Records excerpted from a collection
- Opening Delimiter -

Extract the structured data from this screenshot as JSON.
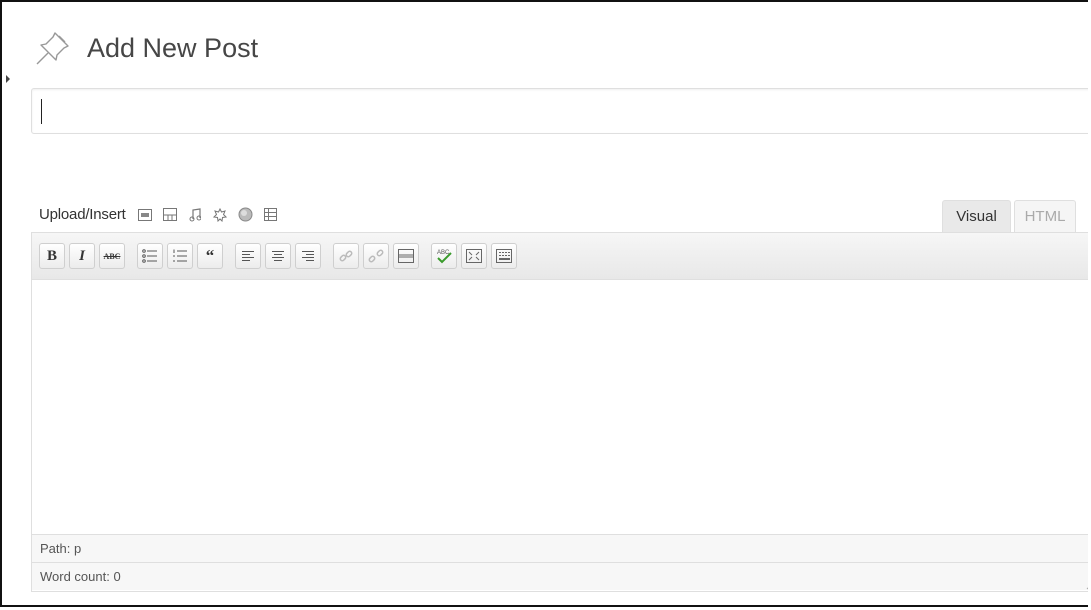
{
  "page": {
    "title": "Add New Post"
  },
  "title_field": {
    "value": "",
    "placeholder": ""
  },
  "media": {
    "label": "Upload/Insert",
    "icons": [
      "image-icon",
      "gallery-icon",
      "audio-icon",
      "video-icon",
      "media-icon",
      "library-icon"
    ]
  },
  "tabs": {
    "visual": "Visual",
    "html": "HTML",
    "active": "visual"
  },
  "toolbar": {
    "buttons": [
      {
        "name": "bold-button",
        "label": "B"
      },
      {
        "name": "italic-button",
        "label": "I"
      },
      {
        "name": "strikethrough-button",
        "label": "ABC"
      },
      {
        "name": "bullet-list-button",
        "icon": "bullet-list-icon"
      },
      {
        "name": "numbered-list-button",
        "icon": "numbered-list-icon"
      },
      {
        "name": "blockquote-button",
        "label": "66"
      },
      {
        "name": "align-left-button",
        "icon": "align-left-icon"
      },
      {
        "name": "align-center-button",
        "icon": "align-center-icon"
      },
      {
        "name": "align-right-button",
        "icon": "align-right-icon"
      },
      {
        "name": "link-button",
        "icon": "link-icon"
      },
      {
        "name": "unlink-button",
        "icon": "unlink-icon"
      },
      {
        "name": "more-tag-button",
        "icon": "more-tag-icon"
      },
      {
        "name": "spellcheck-button",
        "icon": "spellcheck-icon"
      },
      {
        "name": "fullscreen-button",
        "icon": "fullscreen-icon"
      },
      {
        "name": "kitchen-sink-button",
        "icon": "kitchen-sink-icon"
      }
    ]
  },
  "status": {
    "path": "Path: p",
    "word_count": "Word count: 0"
  },
  "colors": {
    "border": "#dfdfdf",
    "toolbar_bg": "#ececec",
    "spellcheck": "#3a9b2c"
  }
}
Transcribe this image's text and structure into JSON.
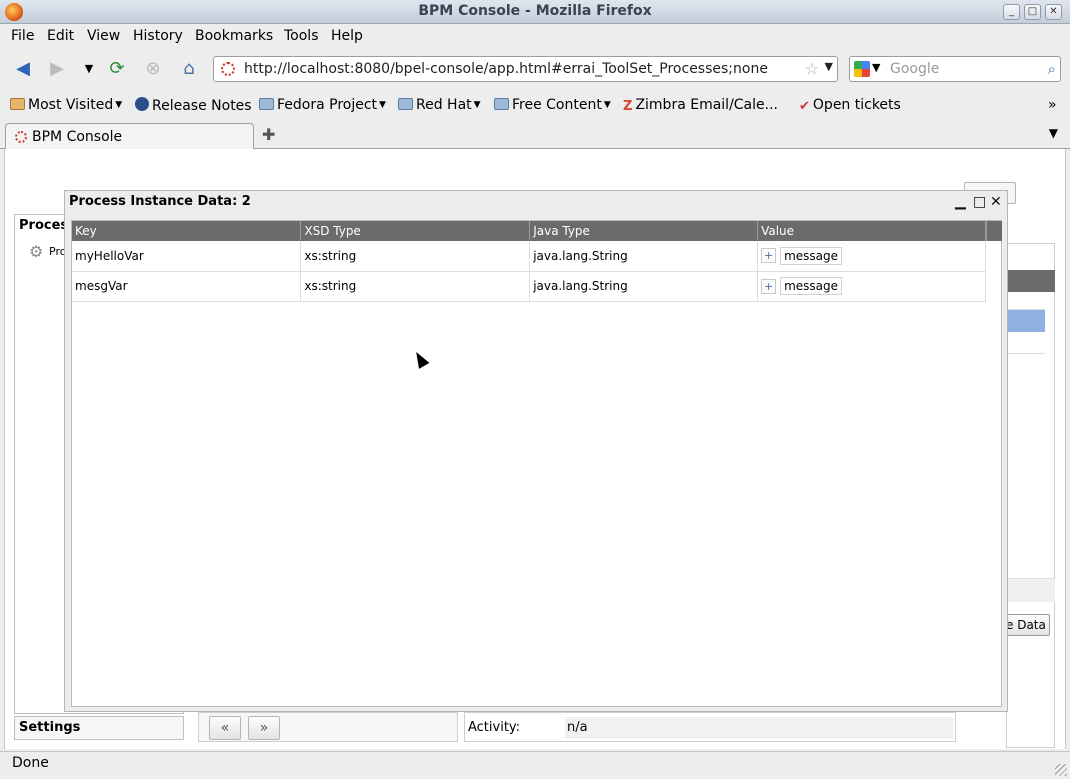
{
  "window": {
    "title": "BPM Console - Mozilla Firefox"
  },
  "menu": [
    "File",
    "Edit",
    "View",
    "History",
    "Bookmarks",
    "Tools",
    "Help"
  ],
  "nav": {
    "url": "http://localhost:8080/bpel-console/app.html#errai_ToolSet_Processes;none",
    "search_placeholder": "Google"
  },
  "bookmarks": [
    "Most Visited",
    "Release Notes",
    "Fedora Project",
    "Red Hat",
    "Free Content",
    "Zimbra Email/Cale...",
    "Open tickets"
  ],
  "tab": {
    "label": "BPM Console"
  },
  "left_panel": {
    "header": "Process",
    "item": "Pro",
    "settings": "Settings"
  },
  "pager": {
    "first": "«",
    "next": "»"
  },
  "activity": {
    "label": "Activity:",
    "value": "n/a"
  },
  "background": {
    "data_button": "e Data"
  },
  "dialog": {
    "title": "Process Instance Data: 2",
    "columns": [
      "Key",
      "XSD Type",
      "Java Type",
      "Value"
    ],
    "rows": [
      {
        "key": "myHelloVar",
        "xsd": "xs:string",
        "java": "java.lang.String",
        "value": "message"
      },
      {
        "key": "mesgVar",
        "xsd": "xs:string",
        "java": "java.lang.String",
        "value": "message"
      }
    ]
  },
  "status": {
    "text": "Done"
  }
}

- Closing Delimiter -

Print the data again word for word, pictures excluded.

### Task answer
Extract the structured data from this screenshot as JSON.
{
  "page": {
    "title": "Add New Post"
  },
  "title_field": {
    "value": "",
    "placeholder": ""
  },
  "media": {
    "label": "Upload/Insert",
    "icons": [
      "image-icon",
      "gallery-icon",
      "audio-icon",
      "video-icon",
      "media-icon",
      "library-icon"
    ]
  },
  "tabs": {
    "visual": "Visual",
    "html": "HTML",
    "active": "visual"
  },
  "toolbar": {
    "buttons": [
      {
        "name": "bold-button",
        "label": "B"
      },
      {
        "name": "italic-button",
        "label": "I"
      },
      {
        "name": "strikethrough-button",
        "label": "ABC"
      },
      {
        "name": "bullet-list-button",
        "icon": "bullet-list-icon"
      },
      {
        "name": "numbered-list-button",
        "icon": "numbered-list-icon"
      },
      {
        "name": "blockquote-button",
        "label": "66"
      },
      {
        "name": "align-left-button",
        "icon": "align-left-icon"
      },
      {
        "name": "align-center-button",
        "icon": "align-center-icon"
      },
      {
        "name": "align-right-button",
        "icon": "align-right-icon"
      },
      {
        "name": "link-button",
        "icon": "link-icon"
      },
      {
        "name": "unlink-button",
        "icon": "unlink-icon"
      },
      {
        "name": "more-tag-button",
        "icon": "more-tag-icon"
      },
      {
        "name": "spellcheck-button",
        "icon": "spellcheck-icon"
      },
      {
        "name": "fullscreen-button",
        "icon": "fullscreen-icon"
      },
      {
        "name": "kitchen-sink-button",
        "icon": "kitchen-sink-icon"
      }
    ]
  },
  "status": {
    "path": "Path: p",
    "word_count": "Word count: 0"
  },
  "colors": {
    "border": "#dfdfdf",
    "toolbar_bg": "#ececec",
    "spellcheck": "#3a9b2c"
  }
}
Transcribe this image's text and structure into JSON.
{
  "window": {
    "title": "BPM Console - Mozilla Firefox"
  },
  "menu": [
    "File",
    "Edit",
    "View",
    "History",
    "Bookmarks",
    "Tools",
    "Help"
  ],
  "nav": {
    "url": "http://localhost:8080/bpel-console/app.html#errai_ToolSet_Processes;none",
    "search_placeholder": "Google"
  },
  "bookmarks": [
    "Most Visited",
    "Release Notes",
    "Fedora Project",
    "Red Hat",
    "Free Content",
    "Zimbra Email/Cale...",
    "Open tickets"
  ],
  "tab": {
    "label": "BPM Console"
  },
  "left_panel": {
    "header": "Process",
    "item": "Pro",
    "settings": "Settings"
  },
  "pager": {
    "first": "«",
    "next": "»"
  },
  "activity": {
    "label": "Activity:",
    "value": "n/a"
  },
  "background": {
    "data_button": "e Data"
  },
  "dialog": {
    "title": "Process Instance Data: 2",
    "columns": [
      "Key",
      "XSD Type",
      "Java Type",
      "Value"
    ],
    "rows": [
      {
        "key": "myHelloVar",
        "xsd": "xs:string",
        "java": "java.lang.String",
        "value": "message"
      },
      {
        "key": "mesgVar",
        "xsd": "xs:string",
        "java": "java.lang.String",
        "value": "message"
      }
    ]
  },
  "status": {
    "text": "Done"
  }
}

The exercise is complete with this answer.